… or why our software calls itself sampler

.

Each piece of instrumentation we add to the program is
associated with a specific location in the original source
code. So we might have, for example, an extra check added on line
88 of file `camel.c`, another on line 90, and so on.
Ideally, we would like to observe the behavior of the program each
time it reaches one of these instrumentation sites. In practice,
that would be far too slow.

Instead, we sample the instrumentation only occasionally.
Imagine that we have a biased coin that comes up heads 99 times
out of 100. Each time we reach an instrumentation site, we toss
that coin. If it comes up heads (99% of the time), we ignore the
instrumentation. If it comes up tails (1% of the time), we run
the instrumentation code and monitor the site for just this single
instance. The next time we reach the same line, we toss the coin
again. Code in a loop, then, might be monitored on one cycle
through the loop but not monitored the next. The choice is made
independently and randomly each time we reach an instrumentation
site, forming a *Bernoulli
process*.

Each piece of instrumentation is quite small and fast. Even if we skip 99 out of 100, spending a lot of time making that coin-tossing decision would still slow things down. We need to speed up the coin toss so that the common case, no sampling, is as fast as possible.

Remember that tails (samples taken) are rare. Instead of
generating lots of heads waiting for the next tail, we can just
write down how many heads there will be before the next tail comes
along. On average, there will be 99 heads between each pair of
tails. But we certainly could get two tails in a row, or we could
have to wait much longer for a tail to come along. These numbers
record the *inter-arrival time* of tails in a sequence of
coin tosses that usually come up heads.

There are two great things about these inter-arrival times. First, you can generate them directly by selecting random numbers from a geometric distribution with mean 100. This is fast and each random number accounts for, on average, the next 100 decisions we will have to make. Second, these inter-arrival times are predictive. If we know that the next tail isn’t coming along for another 78 tosses, then we know in advance that the next 77 instrumentation sites should be skipped. Each geometric random number is a countdown to the next sample.

This near-term predictive power lets us amortize the cost of
deciding to skip instrumentation sites. Each application actually
contains two variations of the program code: a fast

version
with (nearly) no instrumentation and a slow

version with
full instrumentation. If the next-sample countdown is 78, then we
can stay on the fast path across at least the next 77
instrumentation sites. Only when the countdown gets close to 0 do
we need to hop over into the instrumented code. And once that
sample is taken, we reset the countdown to a new random value and
jump back into the fast code again.

Of course, programs don’t always run in a simple straight
line.

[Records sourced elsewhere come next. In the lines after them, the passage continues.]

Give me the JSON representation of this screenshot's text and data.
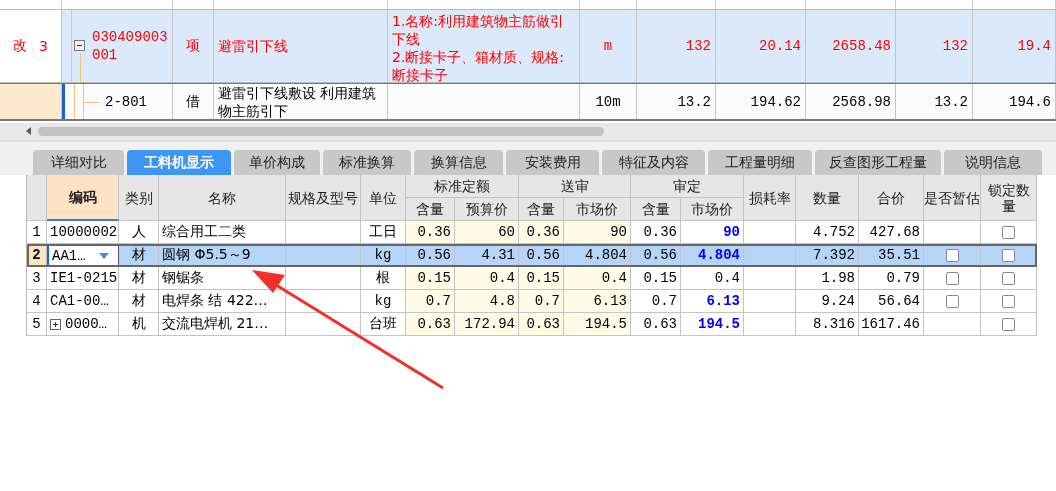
{
  "upper_table": {
    "rows": [
      {
        "kind": "item",
        "selected": false,
        "status": "改",
        "number": "3",
        "expanded": true,
        "code": "030409003001",
        "type": "项",
        "name": "避雷引下线",
        "features": [
          "1.名称:利用建筑物主筋做引下线",
          "2.断接卡子、箱材质、规格:断接卡子"
        ],
        "unit": "m",
        "values": [
          "132",
          "20.14",
          "2658.48",
          "132",
          "19.4"
        ]
      },
      {
        "kind": "sub",
        "selected": true,
        "code": "2-801",
        "type": "借",
        "name": "避雷引下线敷设 利用建筑物主筋引下",
        "unit": "10m",
        "values": [
          "13.2",
          "194.62",
          "2568.98",
          "13.2",
          "194.6"
        ]
      }
    ]
  },
  "tabs": [
    {
      "label": "详细对比",
      "selected": false
    },
    {
      "label": "工料机显示",
      "selected": true
    },
    {
      "label": "单价构成",
      "selected": false
    },
    {
      "label": "标准换算",
      "selected": false
    },
    {
      "label": "换算信息",
      "selected": false
    },
    {
      "label": "安装费用",
      "selected": false
    },
    {
      "label": "特征及内容",
      "selected": false
    },
    {
      "label": "工程量明细",
      "selected": false
    },
    {
      "label": "反查图形工程量",
      "selected": false
    },
    {
      "label": "说明信息",
      "selected": false
    }
  ],
  "grid": {
    "columns": [
      {
        "label": "编码",
        "selected": true
      },
      {
        "label": "类别",
        "selected": false
      },
      {
        "label": "名称",
        "selected": false
      },
      {
        "label": "规格及型号",
        "selected": false
      },
      {
        "label": "单位",
        "selected": false
      },
      {
        "label": "标准定额",
        "selected": false,
        "shaded": true,
        "children": [
          "含量",
          "预算价"
        ]
      },
      {
        "label": "送审",
        "selected": false,
        "shaded": true,
        "children": [
          "含量",
          "市场价"
        ]
      },
      {
        "label": "审定",
        "selected": false,
        "shaded": false,
        "children": [
          "含量",
          "市场价"
        ]
      },
      {
        "label": "损耗率",
        "selected": false
      },
      {
        "label": "数量",
        "selected": false
      },
      {
        "label": "合价",
        "selected": false
      },
      {
        "label": "是否暂估",
        "selected": false
      },
      {
        "label": "锁定数量",
        "selected": false
      }
    ],
    "rows": [
      {
        "number": "1",
        "selected": false,
        "code": "10000002",
        "type": "人",
        "name": "综合用工二类",
        "unit": "工日",
        "values": [
          "0.36",
          "60",
          "0.36",
          "90",
          "0.36",
          "90"
        ],
        "price_changed": true,
        "quantity": "4.752",
        "total": "427.68",
        "lock": {
          "checked": false
        }
      },
      {
        "number": "2",
        "selected": true,
        "code": "AA1…",
        "type": "材",
        "name": "圆钢 Φ5.5～9",
        "unit": "kg",
        "values": [
          "0.56",
          "4.31",
          "0.56",
          "4.804",
          "0.56",
          "4.804"
        ],
        "price_changed": true,
        "quantity": "7.392",
        "total": "35.51",
        "provisional": {
          "checked": false
        },
        "lock": {
          "checked": false
        }
      },
      {
        "number": "3",
        "selected": false,
        "code": "IE1-0215",
        "type": "材",
        "name": "钢锯条",
        "unit": "根",
        "values": [
          "0.15",
          "0.4",
          "0.15",
          "0.4",
          "0.15",
          "0.4"
        ],
        "price_changed": false,
        "quantity": "1.98",
        "total": "0.79",
        "provisional": {
          "checked": false
        },
        "lock": {
          "checked": false
        }
      },
      {
        "number": "4",
        "selected": false,
        "code": "CA1-00…",
        "type": "材",
        "name": "电焊条 结 422…",
        "unit": "kg",
        "values": [
          "0.7",
          "4.8",
          "0.7",
          "6.13",
          "0.7",
          "6.13"
        ],
        "price_changed": true,
        "quantity": "9.24",
        "total": "56.64",
        "provisional": {
          "checked": false
        },
        "lock": {
          "checked": false
        }
      },
      {
        "number": "5",
        "selected": false,
        "expanded": false,
        "code": "0000…",
        "type": "机",
        "name": "交流电焊机 21…",
        "unit": "台班",
        "values": [
          "0.63",
          "172.94",
          "0.63",
          "194.5",
          "0.63",
          "194.5"
        ],
        "price_changed": true,
        "quantity": "8.316",
        "total": "1617.46",
        "lock": {
          "checked": false
        }
      }
    ]
  }
}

Knowing how many instrumentation sites are coming up in the
near future is non-trivial, especially in the presence of
branches, loops, and function calls. This is where compile-time
program analysis comes in. As the program is being instrumented,
we identify acyclic regions of the program’s control flow
graph (think flowchart). There are only a finite number of paths
through each acyclic region, each passing through only a finite
number of instrumentation sites. Thus each acyclic region has a
finite maximum *instrumentation weight*: the largest
number of instrumentation sites reached on any one pass through
that region. If execution reaches the top of a region of weight
10, and the next-sample countdown reads 78, then we know in
advance that none of the instrumentation in that region will be
used this time through. We jump into the fast code for that whole
region and only check the countdown again once we reach the
bottom.

Thus, when sampling is sparse, the program spends the majority of its time in fast, instrumentation-free code. This is how we measure a randomly sampled subset of program behavior without slowing you down.

This concludes our whirlwind tour of lightweight random sampling. If you still want more, the background reading publications should be enough to keep your mind busy for a while.